(Source records)
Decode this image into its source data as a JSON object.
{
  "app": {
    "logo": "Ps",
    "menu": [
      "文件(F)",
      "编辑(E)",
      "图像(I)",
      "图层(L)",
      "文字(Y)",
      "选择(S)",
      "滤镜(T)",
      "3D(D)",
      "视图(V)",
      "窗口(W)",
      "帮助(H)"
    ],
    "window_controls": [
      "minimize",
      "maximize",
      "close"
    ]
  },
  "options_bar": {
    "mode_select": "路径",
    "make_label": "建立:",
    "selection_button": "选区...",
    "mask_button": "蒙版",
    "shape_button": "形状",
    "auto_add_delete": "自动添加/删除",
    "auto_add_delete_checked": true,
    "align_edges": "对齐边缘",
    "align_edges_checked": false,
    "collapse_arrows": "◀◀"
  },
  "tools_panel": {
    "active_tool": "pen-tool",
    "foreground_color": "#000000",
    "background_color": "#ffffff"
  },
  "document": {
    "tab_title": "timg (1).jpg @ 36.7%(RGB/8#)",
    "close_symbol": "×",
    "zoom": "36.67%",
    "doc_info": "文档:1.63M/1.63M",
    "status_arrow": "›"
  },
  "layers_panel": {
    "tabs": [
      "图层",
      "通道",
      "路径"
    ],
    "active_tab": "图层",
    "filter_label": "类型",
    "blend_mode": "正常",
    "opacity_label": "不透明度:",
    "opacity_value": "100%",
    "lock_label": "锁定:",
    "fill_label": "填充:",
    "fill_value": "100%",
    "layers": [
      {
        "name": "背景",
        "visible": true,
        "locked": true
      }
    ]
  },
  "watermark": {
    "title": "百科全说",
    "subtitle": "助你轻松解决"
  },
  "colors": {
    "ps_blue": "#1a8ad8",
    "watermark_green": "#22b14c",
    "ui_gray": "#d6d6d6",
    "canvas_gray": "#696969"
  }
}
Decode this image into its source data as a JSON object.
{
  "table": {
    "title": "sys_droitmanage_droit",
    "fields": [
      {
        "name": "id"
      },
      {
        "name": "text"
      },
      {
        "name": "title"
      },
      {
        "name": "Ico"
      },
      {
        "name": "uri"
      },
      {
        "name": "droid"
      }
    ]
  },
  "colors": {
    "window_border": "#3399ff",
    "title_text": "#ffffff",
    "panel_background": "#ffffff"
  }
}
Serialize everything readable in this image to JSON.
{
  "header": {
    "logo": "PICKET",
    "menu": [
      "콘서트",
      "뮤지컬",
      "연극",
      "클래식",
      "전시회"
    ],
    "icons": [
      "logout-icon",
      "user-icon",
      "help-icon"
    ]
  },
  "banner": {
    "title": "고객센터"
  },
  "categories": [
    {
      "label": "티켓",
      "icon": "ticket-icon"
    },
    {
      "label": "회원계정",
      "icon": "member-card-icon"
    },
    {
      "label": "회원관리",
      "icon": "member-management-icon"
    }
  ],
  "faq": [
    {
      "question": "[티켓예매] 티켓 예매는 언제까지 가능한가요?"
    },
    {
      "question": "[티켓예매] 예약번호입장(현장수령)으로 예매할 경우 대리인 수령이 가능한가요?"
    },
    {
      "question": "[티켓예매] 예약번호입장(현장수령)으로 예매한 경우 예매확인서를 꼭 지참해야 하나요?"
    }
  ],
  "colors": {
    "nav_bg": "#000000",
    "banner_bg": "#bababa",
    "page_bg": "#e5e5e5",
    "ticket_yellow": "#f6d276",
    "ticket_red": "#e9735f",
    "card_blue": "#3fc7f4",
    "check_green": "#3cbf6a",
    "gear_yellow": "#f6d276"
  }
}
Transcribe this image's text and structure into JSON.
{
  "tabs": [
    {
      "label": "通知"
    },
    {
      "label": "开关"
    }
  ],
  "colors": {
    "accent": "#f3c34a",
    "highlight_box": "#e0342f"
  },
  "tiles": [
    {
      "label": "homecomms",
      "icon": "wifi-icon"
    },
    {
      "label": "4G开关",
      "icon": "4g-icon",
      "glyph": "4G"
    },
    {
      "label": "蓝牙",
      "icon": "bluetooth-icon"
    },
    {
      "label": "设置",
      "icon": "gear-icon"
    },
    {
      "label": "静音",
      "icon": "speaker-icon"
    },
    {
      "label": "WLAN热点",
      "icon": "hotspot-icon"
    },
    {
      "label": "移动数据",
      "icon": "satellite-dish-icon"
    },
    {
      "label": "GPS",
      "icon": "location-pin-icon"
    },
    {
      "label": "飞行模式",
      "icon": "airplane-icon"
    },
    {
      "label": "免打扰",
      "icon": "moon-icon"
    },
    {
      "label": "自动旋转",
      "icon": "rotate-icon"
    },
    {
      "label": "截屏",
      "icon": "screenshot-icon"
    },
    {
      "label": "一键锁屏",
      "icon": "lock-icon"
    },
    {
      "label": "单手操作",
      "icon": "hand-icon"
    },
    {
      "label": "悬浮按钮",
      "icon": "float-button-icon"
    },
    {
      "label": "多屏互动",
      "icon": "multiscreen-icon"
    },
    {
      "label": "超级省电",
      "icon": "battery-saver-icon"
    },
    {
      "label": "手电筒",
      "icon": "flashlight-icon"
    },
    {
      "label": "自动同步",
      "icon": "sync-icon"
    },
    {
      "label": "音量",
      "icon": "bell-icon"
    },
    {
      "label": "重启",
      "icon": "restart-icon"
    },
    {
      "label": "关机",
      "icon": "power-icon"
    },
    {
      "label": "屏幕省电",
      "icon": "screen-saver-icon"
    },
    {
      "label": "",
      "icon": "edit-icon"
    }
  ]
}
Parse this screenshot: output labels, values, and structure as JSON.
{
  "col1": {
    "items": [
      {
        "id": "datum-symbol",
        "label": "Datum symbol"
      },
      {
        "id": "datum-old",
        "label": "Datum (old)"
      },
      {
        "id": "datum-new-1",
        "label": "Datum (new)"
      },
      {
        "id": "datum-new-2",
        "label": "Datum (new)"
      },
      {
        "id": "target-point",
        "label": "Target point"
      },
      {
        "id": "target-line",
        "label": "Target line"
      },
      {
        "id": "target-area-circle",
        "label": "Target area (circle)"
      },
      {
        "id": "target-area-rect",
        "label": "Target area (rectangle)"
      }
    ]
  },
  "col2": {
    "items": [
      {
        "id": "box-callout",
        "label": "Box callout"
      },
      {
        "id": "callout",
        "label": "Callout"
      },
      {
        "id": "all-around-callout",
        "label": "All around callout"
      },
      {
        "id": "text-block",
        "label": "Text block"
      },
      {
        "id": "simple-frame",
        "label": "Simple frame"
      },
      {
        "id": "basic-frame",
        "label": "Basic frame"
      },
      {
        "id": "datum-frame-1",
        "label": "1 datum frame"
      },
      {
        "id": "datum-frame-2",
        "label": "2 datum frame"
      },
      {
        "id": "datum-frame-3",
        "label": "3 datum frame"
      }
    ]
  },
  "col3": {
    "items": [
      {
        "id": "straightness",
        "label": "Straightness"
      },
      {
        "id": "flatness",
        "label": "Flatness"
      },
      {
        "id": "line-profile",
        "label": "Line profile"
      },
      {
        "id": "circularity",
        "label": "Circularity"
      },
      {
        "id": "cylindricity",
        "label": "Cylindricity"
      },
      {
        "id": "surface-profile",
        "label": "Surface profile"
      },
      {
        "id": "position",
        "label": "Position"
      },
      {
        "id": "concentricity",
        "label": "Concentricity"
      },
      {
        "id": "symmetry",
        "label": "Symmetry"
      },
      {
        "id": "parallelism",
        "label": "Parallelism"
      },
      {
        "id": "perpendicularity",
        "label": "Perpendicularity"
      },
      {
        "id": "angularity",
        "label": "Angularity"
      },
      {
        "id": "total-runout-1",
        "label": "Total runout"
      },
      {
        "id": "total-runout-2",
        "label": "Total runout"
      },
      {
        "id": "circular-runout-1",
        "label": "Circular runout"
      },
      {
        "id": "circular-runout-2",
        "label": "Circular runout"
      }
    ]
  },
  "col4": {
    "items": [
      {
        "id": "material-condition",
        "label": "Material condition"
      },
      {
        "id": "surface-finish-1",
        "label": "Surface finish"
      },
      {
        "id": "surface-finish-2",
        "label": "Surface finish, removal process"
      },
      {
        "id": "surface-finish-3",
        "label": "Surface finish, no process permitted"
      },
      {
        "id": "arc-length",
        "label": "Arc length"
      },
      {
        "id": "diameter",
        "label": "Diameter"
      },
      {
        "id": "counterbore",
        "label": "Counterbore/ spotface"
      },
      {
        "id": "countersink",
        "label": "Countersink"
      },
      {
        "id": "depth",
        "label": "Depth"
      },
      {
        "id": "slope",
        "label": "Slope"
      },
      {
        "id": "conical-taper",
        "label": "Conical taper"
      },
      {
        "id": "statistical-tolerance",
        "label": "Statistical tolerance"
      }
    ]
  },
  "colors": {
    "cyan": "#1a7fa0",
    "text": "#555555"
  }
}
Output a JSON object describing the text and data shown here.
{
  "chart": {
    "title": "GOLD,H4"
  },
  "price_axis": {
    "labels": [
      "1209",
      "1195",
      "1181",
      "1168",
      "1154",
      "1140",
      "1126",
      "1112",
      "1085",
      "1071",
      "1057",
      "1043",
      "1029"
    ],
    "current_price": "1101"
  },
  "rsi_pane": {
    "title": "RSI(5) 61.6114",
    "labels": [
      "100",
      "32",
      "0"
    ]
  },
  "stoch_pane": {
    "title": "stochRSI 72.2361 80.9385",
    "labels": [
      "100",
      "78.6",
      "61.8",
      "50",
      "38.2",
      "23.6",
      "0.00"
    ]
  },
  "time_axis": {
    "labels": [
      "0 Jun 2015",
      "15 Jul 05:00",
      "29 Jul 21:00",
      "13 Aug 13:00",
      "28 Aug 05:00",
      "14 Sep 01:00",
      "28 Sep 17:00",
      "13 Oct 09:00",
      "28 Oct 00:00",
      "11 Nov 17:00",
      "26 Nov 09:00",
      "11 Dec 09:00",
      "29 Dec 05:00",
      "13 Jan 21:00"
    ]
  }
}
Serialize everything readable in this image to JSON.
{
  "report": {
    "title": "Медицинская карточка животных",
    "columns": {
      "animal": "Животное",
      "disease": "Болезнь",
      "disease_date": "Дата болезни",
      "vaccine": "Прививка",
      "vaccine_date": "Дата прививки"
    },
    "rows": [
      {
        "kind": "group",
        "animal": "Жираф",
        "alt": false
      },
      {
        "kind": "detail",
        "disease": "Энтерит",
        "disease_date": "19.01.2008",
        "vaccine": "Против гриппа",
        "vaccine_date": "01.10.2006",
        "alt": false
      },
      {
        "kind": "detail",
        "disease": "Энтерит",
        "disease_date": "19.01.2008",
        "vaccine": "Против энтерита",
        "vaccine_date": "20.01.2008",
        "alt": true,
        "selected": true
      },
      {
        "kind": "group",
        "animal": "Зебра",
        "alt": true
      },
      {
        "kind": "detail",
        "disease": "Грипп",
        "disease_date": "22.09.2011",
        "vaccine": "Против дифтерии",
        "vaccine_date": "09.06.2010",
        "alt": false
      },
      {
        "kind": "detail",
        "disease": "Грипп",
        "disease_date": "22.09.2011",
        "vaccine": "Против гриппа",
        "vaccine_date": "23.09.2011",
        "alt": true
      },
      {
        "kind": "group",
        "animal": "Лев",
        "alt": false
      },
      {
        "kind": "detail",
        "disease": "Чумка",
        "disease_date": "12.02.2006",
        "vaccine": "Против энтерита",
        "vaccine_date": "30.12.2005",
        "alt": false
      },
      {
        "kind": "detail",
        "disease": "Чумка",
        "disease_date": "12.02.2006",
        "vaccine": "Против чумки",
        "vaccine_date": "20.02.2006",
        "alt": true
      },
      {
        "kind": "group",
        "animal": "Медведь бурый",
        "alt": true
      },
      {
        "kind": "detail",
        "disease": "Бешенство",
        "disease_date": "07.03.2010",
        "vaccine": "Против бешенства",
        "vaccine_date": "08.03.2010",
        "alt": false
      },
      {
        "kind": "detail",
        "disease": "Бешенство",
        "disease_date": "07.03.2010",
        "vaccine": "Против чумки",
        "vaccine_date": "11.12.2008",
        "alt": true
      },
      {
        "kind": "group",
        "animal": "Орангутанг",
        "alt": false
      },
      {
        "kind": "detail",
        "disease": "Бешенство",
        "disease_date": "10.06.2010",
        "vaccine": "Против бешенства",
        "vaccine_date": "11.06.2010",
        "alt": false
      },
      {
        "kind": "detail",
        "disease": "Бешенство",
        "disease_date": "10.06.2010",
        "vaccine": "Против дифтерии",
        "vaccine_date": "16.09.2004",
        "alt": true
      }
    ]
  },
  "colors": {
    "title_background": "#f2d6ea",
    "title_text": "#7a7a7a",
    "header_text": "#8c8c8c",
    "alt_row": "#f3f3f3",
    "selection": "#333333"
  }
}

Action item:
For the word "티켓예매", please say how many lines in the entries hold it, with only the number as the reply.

Response to this task:
3